--- RAW DATA ---

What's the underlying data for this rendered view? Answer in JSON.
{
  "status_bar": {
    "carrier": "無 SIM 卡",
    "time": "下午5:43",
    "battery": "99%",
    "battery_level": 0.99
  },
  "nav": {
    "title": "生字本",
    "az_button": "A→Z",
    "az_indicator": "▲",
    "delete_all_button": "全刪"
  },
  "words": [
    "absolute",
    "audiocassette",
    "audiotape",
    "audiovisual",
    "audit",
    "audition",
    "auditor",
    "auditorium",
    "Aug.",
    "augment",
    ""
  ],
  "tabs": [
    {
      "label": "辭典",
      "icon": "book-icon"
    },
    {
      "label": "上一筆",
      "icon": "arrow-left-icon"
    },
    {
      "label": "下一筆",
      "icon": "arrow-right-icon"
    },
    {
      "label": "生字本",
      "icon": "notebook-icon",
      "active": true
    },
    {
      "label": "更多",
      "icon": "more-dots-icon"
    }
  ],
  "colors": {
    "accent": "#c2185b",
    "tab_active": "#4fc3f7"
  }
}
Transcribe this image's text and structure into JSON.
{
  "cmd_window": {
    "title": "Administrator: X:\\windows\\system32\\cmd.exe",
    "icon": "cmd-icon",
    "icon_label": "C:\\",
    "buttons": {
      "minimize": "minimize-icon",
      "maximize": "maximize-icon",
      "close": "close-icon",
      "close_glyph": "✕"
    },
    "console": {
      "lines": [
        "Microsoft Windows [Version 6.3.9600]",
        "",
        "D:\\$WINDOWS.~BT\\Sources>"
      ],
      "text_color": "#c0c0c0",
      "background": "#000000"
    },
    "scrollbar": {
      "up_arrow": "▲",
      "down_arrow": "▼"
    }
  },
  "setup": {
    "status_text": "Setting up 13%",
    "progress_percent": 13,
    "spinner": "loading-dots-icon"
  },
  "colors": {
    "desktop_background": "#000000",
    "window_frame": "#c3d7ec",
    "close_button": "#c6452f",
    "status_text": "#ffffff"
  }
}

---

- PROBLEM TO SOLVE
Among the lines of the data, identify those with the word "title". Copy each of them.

- SOLUTION TO THIS TASK
    "title": "生字本",
    "title": "Administrator: X:\\windows\\system32\\cmd.exe",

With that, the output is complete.